## Records supplied
-------

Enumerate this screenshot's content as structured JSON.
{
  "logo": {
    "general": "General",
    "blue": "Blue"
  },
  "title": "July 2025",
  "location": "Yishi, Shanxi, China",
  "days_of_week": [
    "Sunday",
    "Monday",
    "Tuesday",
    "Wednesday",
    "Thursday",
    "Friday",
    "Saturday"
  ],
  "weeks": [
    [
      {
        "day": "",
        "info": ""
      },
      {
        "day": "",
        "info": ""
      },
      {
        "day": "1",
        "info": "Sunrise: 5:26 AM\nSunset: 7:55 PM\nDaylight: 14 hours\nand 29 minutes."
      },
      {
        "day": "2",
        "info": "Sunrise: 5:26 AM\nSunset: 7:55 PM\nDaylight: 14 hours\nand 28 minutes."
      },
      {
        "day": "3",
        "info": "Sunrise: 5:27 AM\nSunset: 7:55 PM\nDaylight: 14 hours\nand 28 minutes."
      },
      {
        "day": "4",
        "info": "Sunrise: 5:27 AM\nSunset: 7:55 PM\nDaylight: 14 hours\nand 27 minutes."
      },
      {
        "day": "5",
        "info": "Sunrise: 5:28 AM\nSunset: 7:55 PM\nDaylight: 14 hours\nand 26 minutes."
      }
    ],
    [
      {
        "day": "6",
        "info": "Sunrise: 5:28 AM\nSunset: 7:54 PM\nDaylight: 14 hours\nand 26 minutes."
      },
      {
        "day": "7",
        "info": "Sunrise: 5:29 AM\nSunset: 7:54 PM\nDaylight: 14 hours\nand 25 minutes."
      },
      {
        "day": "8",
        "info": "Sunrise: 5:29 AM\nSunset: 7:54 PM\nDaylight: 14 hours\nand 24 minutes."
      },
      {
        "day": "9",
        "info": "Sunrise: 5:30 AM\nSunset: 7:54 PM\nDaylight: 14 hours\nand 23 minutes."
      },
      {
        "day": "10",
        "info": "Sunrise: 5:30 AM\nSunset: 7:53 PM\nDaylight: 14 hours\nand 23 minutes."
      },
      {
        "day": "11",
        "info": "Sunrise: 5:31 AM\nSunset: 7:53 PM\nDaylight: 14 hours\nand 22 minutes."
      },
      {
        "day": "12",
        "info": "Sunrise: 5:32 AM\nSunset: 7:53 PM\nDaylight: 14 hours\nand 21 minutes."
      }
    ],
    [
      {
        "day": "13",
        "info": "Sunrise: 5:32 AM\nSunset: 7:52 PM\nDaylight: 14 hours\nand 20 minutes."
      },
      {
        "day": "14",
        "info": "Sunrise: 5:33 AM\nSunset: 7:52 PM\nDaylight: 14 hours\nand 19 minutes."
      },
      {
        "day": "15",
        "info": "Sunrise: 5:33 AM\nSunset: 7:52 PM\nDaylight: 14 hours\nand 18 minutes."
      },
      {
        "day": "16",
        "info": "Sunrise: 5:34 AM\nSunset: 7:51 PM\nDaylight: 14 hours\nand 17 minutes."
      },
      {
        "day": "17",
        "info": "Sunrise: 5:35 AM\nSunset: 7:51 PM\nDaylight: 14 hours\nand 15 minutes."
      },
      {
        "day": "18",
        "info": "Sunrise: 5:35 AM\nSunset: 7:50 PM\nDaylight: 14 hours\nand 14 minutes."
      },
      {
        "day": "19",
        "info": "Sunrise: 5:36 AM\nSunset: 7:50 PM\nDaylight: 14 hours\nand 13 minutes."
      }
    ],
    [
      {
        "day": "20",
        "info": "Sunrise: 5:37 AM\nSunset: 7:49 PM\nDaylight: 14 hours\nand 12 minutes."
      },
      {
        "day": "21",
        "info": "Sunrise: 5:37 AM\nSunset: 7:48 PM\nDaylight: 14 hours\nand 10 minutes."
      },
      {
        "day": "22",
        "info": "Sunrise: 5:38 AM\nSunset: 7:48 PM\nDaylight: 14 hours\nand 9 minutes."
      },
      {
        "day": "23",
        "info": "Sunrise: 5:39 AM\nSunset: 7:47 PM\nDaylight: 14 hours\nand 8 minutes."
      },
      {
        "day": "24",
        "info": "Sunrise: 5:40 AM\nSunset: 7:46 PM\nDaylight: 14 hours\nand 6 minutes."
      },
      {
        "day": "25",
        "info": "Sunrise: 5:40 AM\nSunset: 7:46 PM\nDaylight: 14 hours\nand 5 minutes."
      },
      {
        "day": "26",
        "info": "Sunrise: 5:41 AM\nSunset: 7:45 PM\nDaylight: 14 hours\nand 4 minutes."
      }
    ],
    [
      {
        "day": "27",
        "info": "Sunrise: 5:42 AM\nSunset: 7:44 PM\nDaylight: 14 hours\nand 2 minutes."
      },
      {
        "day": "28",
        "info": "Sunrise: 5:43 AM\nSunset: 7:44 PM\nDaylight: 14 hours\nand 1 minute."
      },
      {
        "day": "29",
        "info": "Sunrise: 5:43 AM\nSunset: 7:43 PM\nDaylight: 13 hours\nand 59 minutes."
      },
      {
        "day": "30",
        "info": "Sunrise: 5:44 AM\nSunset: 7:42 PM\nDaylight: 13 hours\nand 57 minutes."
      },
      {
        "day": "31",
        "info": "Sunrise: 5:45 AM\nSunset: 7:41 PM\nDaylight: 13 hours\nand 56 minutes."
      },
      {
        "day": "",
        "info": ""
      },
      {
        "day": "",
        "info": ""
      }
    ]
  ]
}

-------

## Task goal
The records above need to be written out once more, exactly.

## Your solution
Enumerate this screenshot's content as structured JSON.
{
  "logo": {
    "general": "General",
    "blue": "Blue"
  },
  "title": "July 2025",
  "location": "Yishi, Shanxi, China",
  "days_of_week": [
    "Sunday",
    "Monday",
    "Tuesday",
    "Wednesday",
    "Thursday",
    "Friday",
    "Saturday"
  ],
  "weeks": [
    [
      {
        "day": "",
        "info": ""
      },
      {
        "day": "",
        "info": ""
      },
      {
        "day": "1",
        "info": "Sunrise: 5:26 AM\nSunset: 7:55 PM\nDaylight: 14 hours\nand 29 minutes."
      },
      {
        "day": "2",
        "info": "Sunrise: 5:26 AM\nSunset: 7:55 PM\nDaylight: 14 hours\nand 28 minutes."
      },
      {
        "day": "3",
        "info": "Sunrise: 5:27 AM\nSunset: 7:55 PM\nDaylight: 14 hours\nand 28 minutes."
      },
      {
        "day": "4",
        "info": "Sunrise: 5:27 AM\nSunset: 7:55 PM\nDaylight: 14 hours\nand 27 minutes."
      },
      {
        "day": "5",
        "info": "Sunrise: 5:28 AM\nSunset: 7:55 PM\nDaylight: 14 hours\nand 26 minutes."
      }
    ],
    [
      {
        "day": "6",
        "info": "Sunrise: 5:28 AM\nSunset: 7:54 PM\nDaylight: 14 hours\nand 26 minutes."
      },
      {
        "day": "7",
        "info": "Sunrise: 5:29 AM\nSunset: 7:54 PM\nDaylight: 14 hours\nand 25 minutes."
      },
      {
        "day": "8",
        "info": "Sunrise: 5:29 AM\nSunset: 7:54 PM\nDaylight: 14 hours\nand 24 minutes."
      },
      {
        "day": "9",
        "info": "Sunrise: 5:30 AM\nSunset: 7:54 PM\nDaylight: 14 hours\nand 23 minutes."
      },
      {
        "day": "10",
        "info": "Sunrise: 5:30 AM\nSunset: 7:53 PM\nDaylight: 14 hours\nand 23 minutes."
      },
      {
        "day": "11",
        "info": "Sunrise: 5:31 AM\nSunset: 7:53 PM\nDaylight: 14 hours\nand 22 minutes."
      },
      {
        "day": "12",
        "info": "Sunrise: 5:32 AM\nSunset: 7:53 PM\nDaylight: 14 hours\nand 21 minutes."
      }
    ],
    [
      {
        "day": "13",
        "info": "Sunrise: 5:32 AM\nSunset: 7:52 PM\nDaylight: 14 hours\nand 20 minutes."
      },
      {
        "day": "14",
        "info": "Sunrise: 5:33 AM\nSunset: 7:52 PM\nDaylight: 14 hours\nand 19 minutes."
      },
      {
        "day": "15",
        "info": "Sunrise: 5:33 AM\nSunset: 7:52 PM\nDaylight: 14 hours\nand 18 minutes."
      },
      {
        "day": "16",
        "info": "Sunrise: 5:34 AM\nSunset: 7:51 PM\nDaylight: 14 hours\nand 17 minutes."
      },
      {
        "day": "17",
        "info": "Sunrise: 5:35 AM\nSunset: 7:51 PM\nDaylight: 14 hours\nand 15 minutes."
      },
      {
        "day": "18",
        "info": "Sunrise: 5:35 AM\nSunset: 7:50 PM\nDaylight: 14 hours\nand 14 minutes."
      },
      {
        "day": "19",
        "info": "Sunrise: 5:36 AM\nSunset: 7:50 PM\nDaylight: 14 hours\nand 13 minutes."
      }
    ],
    [
      {
        "day": "20",
        "info": "Sunrise: 5:37 AM\nSunset: 7:49 PM\nDaylight: 14 hours\nand 12 minutes."
      },
      {
        "day": "21",
        "info": "Sunrise: 5:37 AM\nSunset: 7:48 PM\nDaylight: 14 hours\nand 10 minutes."
      },
      {
        "day": "22",
        "info": "Sunrise: 5:38 AM\nSunset: 7:48 PM\nDaylight: 14 hours\nand 9 minutes."
      },
      {
        "day": "23",
        "info": "Sunrise: 5:39 AM\nSunset: 7:47 PM\nDaylight: 14 hours\nand 8 minutes."
      },
      {
        "day": "24",
        "info": "Sunrise: 5:40 AM\nSunset: 7:46 PM\nDaylight: 14 hours\nand 6 minutes."
      },
      {
        "day": "25",
        "info": "Sunrise: 5:40 AM\nSunset: 7:46 PM\nDaylight: 14 hours\nand 5 minutes."
      },
      {
        "day": "26",
        "info": "Sunrise: 5:41 AM\nSunset: 7:45 PM\nDaylight: 14 hours\nand 4 minutes."
      }
    ],
    [
      {
        "day": "27",
        "info": "Sunrise: 5:42 AM\nSunset: 7:44 PM\nDaylight: 14 hours\nand 2 minutes."
      },
      {
        "day": "28",
        "info": "Sunrise: 5:43 AM\nSunset: 7:44 PM\nDaylight: 14 hours\nand 1 minute."
      },
      {
        "day": "29",
        "info": "Sunrise: 5:43 AM\nSunset: 7:43 PM\nDaylight: 13 hours\nand 59 minutes."
      },
      {
        "day": "30",
        "info": "Sunrise: 5:44 AM\nSunset: 7:42 PM\nDaylight: 13 hours\nand 57 minutes."
      },
      {
        "day": "31",
        "info": "Sunrise: 5:45 AM\nSunset: 7:41 PM\nDaylight: 13 hours\nand 56 minutes."
      },
      {
        "day": "",
        "info": ""
      },
      {
        "day": "",
        "info": ""
      }
    ]
  ]
}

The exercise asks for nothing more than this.